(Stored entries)
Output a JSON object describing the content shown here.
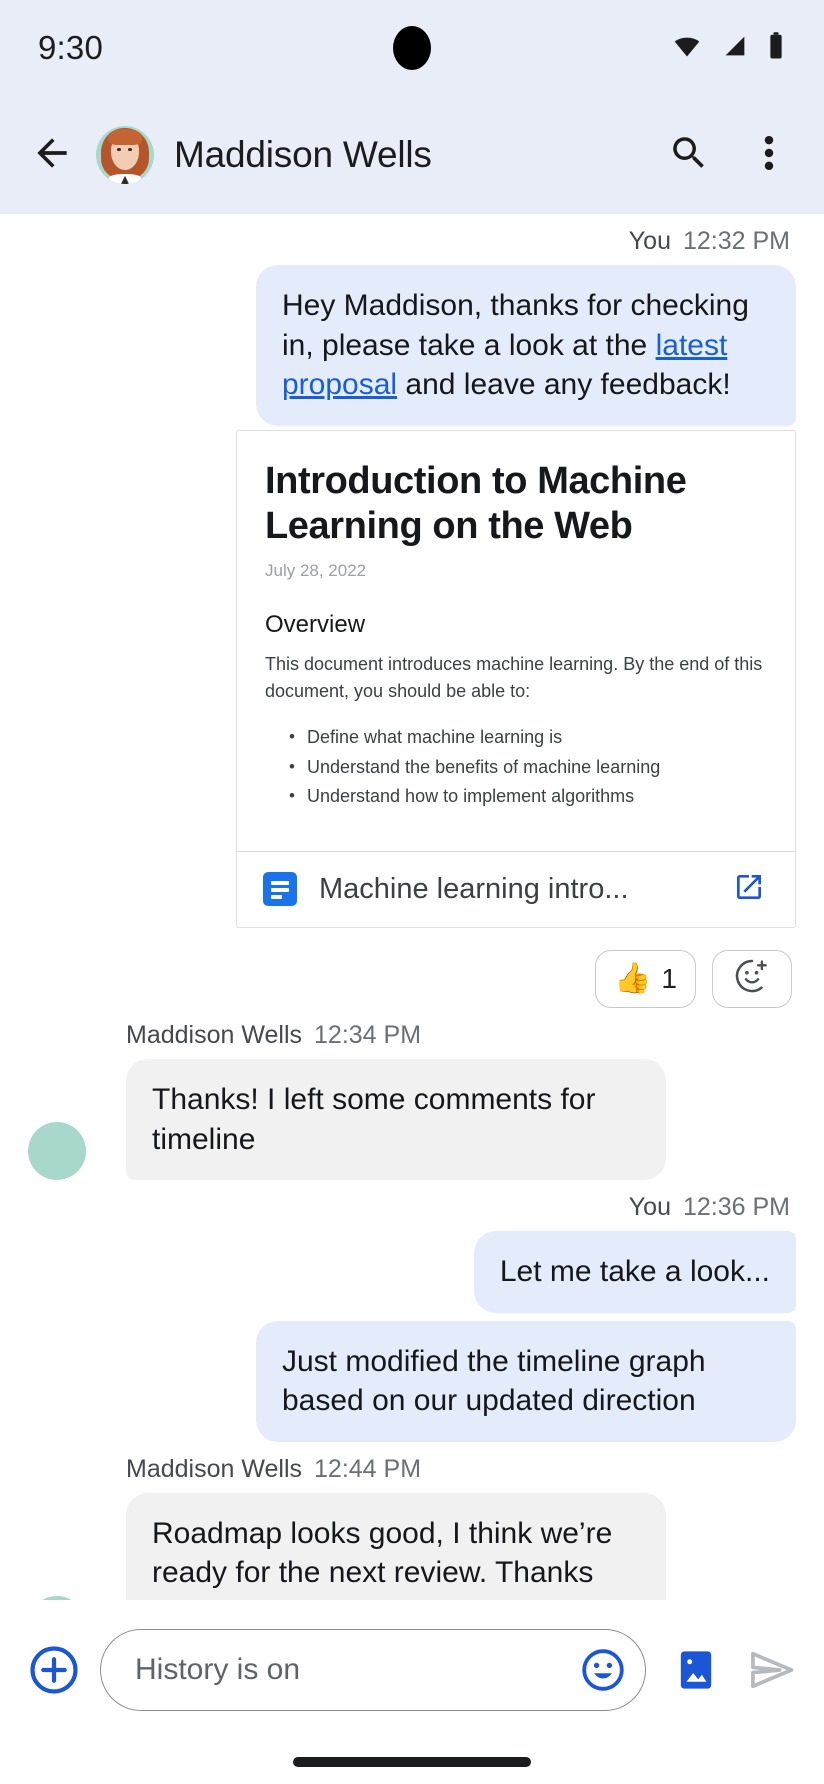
{
  "status_bar": {
    "time": "9:30",
    "icons": [
      "wifi-icon",
      "cellular-signal-icon",
      "battery-icon"
    ]
  },
  "app_bar": {
    "back_icon": "back-arrow-icon",
    "contact_name": "Maddison Wells",
    "search_icon": "search-icon",
    "overflow_icon": "more-vert-icon"
  },
  "messages": [
    {
      "id": "m1",
      "sender": "You",
      "time": "12:32 PM",
      "outgoing": true,
      "text_before_link": "Hey Maddison, thanks for checking in, please take a look at the ",
      "link_text": "latest proposal",
      "text_after_link": " and leave any feedback!"
    },
    {
      "id": "m2",
      "sender": "Maddison Wells",
      "time": "12:34 PM",
      "outgoing": false,
      "text": "Thanks! I left some comments for timeline"
    },
    {
      "id": "m3",
      "sender": "You",
      "time": "12:36 PM",
      "outgoing": true,
      "text": "Let me take a look..."
    },
    {
      "id": "m4",
      "sender": "You",
      "time": "",
      "outgoing": true,
      "text": "Just modified the timeline graph based on our updated direction"
    },
    {
      "id": "m5",
      "sender": "Maddison Wells",
      "time": "12:44 PM",
      "outgoing": false,
      "text": "Roadmap looks good, I think we’re ready for the next review. Thanks Ann!"
    }
  ],
  "doc_card": {
    "title": "Introduction to Machine Learning on the Web",
    "date": "July 28, 2022",
    "section_heading": "Overview",
    "paragraph": "This document introduces machine learning. By the end of this document, you should be able to:",
    "bullets": [
      "Define what machine learning is",
      "Understand the benefits of machine learning",
      "Understand how to implement algorithms"
    ],
    "file_icon": "google-docs-icon",
    "filename": "Machine learning intro...",
    "open_icon": "open-in-new-icon"
  },
  "reactions": {
    "thumbs_up_emoji": "👍",
    "thumbs_up_count": "1",
    "add_reaction_icon": "add-emoji-icon"
  },
  "composer": {
    "plus_icon": "add-circle-icon",
    "placeholder": "History is on",
    "emoji_icon": "emoji-face-icon",
    "gallery_icon": "image-icon",
    "send_icon": "send-icon"
  },
  "colors": {
    "header_bg": "#e8edf7",
    "outgoing_bubble": "#e4ecfb",
    "incoming_bubble": "#f1f1f1",
    "link": "#1a5fd0",
    "accent_blue": "#1a56d6",
    "docs_blue": "#1a73e8"
  }
}
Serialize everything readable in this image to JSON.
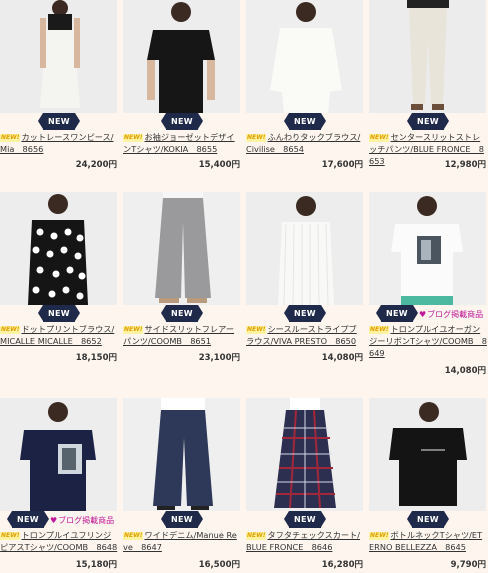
{
  "new_label": "NEW",
  "new_mark": "NEW!",
  "blog_label": "ブログ掲載商品",
  "products": [
    {
      "title": "カットレースワンピース/Mia　8656",
      "price": "24,200円",
      "blog": false
    },
    {
      "title": "お袖ジョーゼットデザインTシャツ/KOKIA　8655",
      "price": "15,400円",
      "blog": false
    },
    {
      "title": "ふんわりタックブラウス/Civilise　8654",
      "price": "17,600円",
      "blog": false
    },
    {
      "title": "センタースリットストレッチパンツ/BLUE FRONCE　8653",
      "price": "12,980円",
      "blog": false
    },
    {
      "title": "ドットプリントブラウス/MICALLE MICALLE　8652",
      "price": "18,150円",
      "blog": false
    },
    {
      "title": "サイドスリットフレアーパンツ/COOMB　8651",
      "price": "23,100円",
      "blog": false
    },
    {
      "title": "シースルーストライプブラウス/VIVA PRESTO　8650",
      "price": "14,080円",
      "blog": false
    },
    {
      "title": "トロンプルイユオーガンジーリボンTシャツ/COOMB　8649",
      "price": "14,080円",
      "blog": true
    },
    {
      "title": "トロンプルイユフリンジピアスTシャツ/COOMB　8648",
      "price": "15,180円",
      "blog": true
    },
    {
      "title": "ワイドデニム/Manue Reve　8647",
      "price": "16,500円",
      "blog": false
    },
    {
      "title": "タフタチェックスカート/BLUE FRONCE　8646",
      "price": "16,280円",
      "blog": false
    },
    {
      "title": "ボトルネックTシャツ/ETERNO BELLEZZA　8645",
      "price": "9,790円",
      "blog": false
    }
  ],
  "colors": {
    "ribbon": "#1f2a4a",
    "blog_text": "#c0189a",
    "row_tint": "#fdf5ee"
  }
}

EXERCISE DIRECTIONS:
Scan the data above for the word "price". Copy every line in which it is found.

FINAL ANSWER:
      "price": "24,200円",
      "price": "15,400円",
      "price": "17,600円",
      "price": "12,980円",
      "price": "18,150円",
      "price": "23,100円",
      "price": "14,080円",
      "price": "14,080円",
      "price": "15,180円",
      "price": "16,500円",
      "price": "16,280円",
      "price": "9,790円",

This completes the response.